Task description: Among the entries, which lines carry the string "views"? Copy every one.

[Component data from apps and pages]
========================================================================
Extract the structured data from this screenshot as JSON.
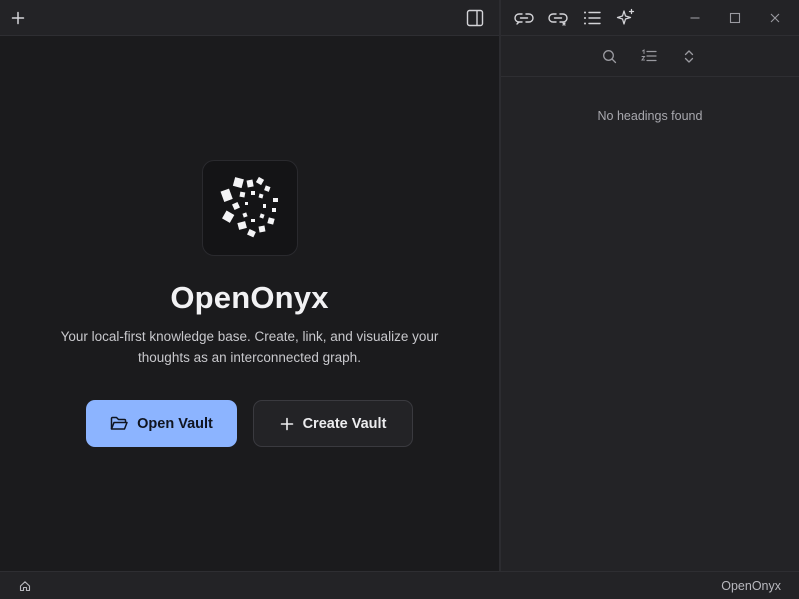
{
  "app": {
    "name": "OpenOnyx",
    "tagline": "Your local-first knowledge base. Create, link, and visualize your thoughts as an interconnected graph."
  },
  "toolbar": {
    "icons": [
      "plus-icon",
      "sidebar-toggle-icon",
      "link-icon",
      "unlink-icon",
      "list-icon",
      "sparkles-icon",
      "minimize-icon",
      "maximize-icon",
      "close-icon"
    ]
  },
  "actions": {
    "open_vault": "Open Vault",
    "create_vault": "Create Vault"
  },
  "outline": {
    "empty_message": "No headings found",
    "toolbar_icons": [
      "search-icon",
      "ordered-list-icon",
      "expand-collapse-icon"
    ]
  },
  "statusbar": {
    "app_name": "OpenOnyx",
    "icon": "home-icon"
  },
  "colors": {
    "accent": "#8cb4ff",
    "background": "#1b1b1d",
    "panel": "#232326"
  }
}
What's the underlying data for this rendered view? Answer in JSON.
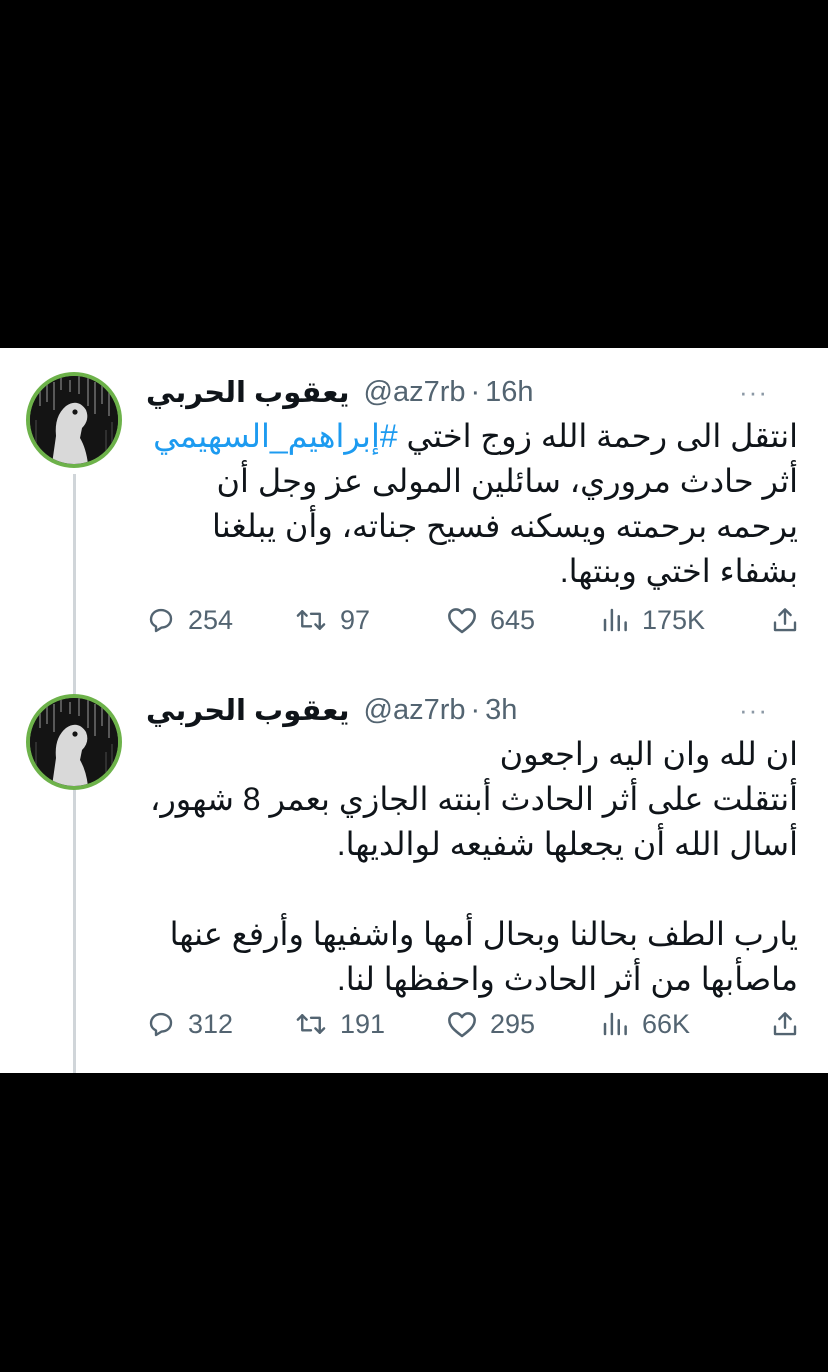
{
  "tweets": [
    {
      "name": "يعقوب الحربي",
      "handle": "@az7rb",
      "separator": "·",
      "time": "16h",
      "more_label": "···",
      "text_before": "انتقل الى رحمة الله زوج اختي ",
      "hashtag": "#إبراهيم_السهيمي",
      "text_after": " أثر حادث مروري، سائلين المولى عز وجل أن يرحمه برحمته ويسكنه فسيح جناته، وأن يبلغنا بشفاء اختي وبنتها.",
      "replies": "254",
      "retweets": "97",
      "likes": "645",
      "views": "175K"
    },
    {
      "name": "يعقوب الحربي",
      "handle": "@az7rb",
      "separator": "·",
      "time": "3h",
      "more_label": "···",
      "lines": [
        "ان لله وان اليه راجعون",
        "أنتقلت على أثر الحادث أبنته الجازي بعمر 8 شهور،",
        "أسال الله أن يجعلها شفيعه لوالديها.",
        "يارب الطف بحالنا وبحال أمها واشفيها وأرفع عنها ماصأبها من أثر الحادث واحفظها لنا."
      ],
      "replies": "312",
      "retweets": "191",
      "likes": "295",
      "views": "66K"
    }
  ],
  "icons": {
    "reply": "reply-icon",
    "retweet": "retweet-icon",
    "like": "heart-icon",
    "views": "views-icon",
    "share": "share-icon",
    "more": "more-icon"
  },
  "colors": {
    "link": "#1d9bf0",
    "text": "#0f1419",
    "secondary": "#536471",
    "avatar_ring": "#6db24a"
  }
}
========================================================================
Answer space:
      "views": "175K"
      "views": "66K"
    "views": "views-icon",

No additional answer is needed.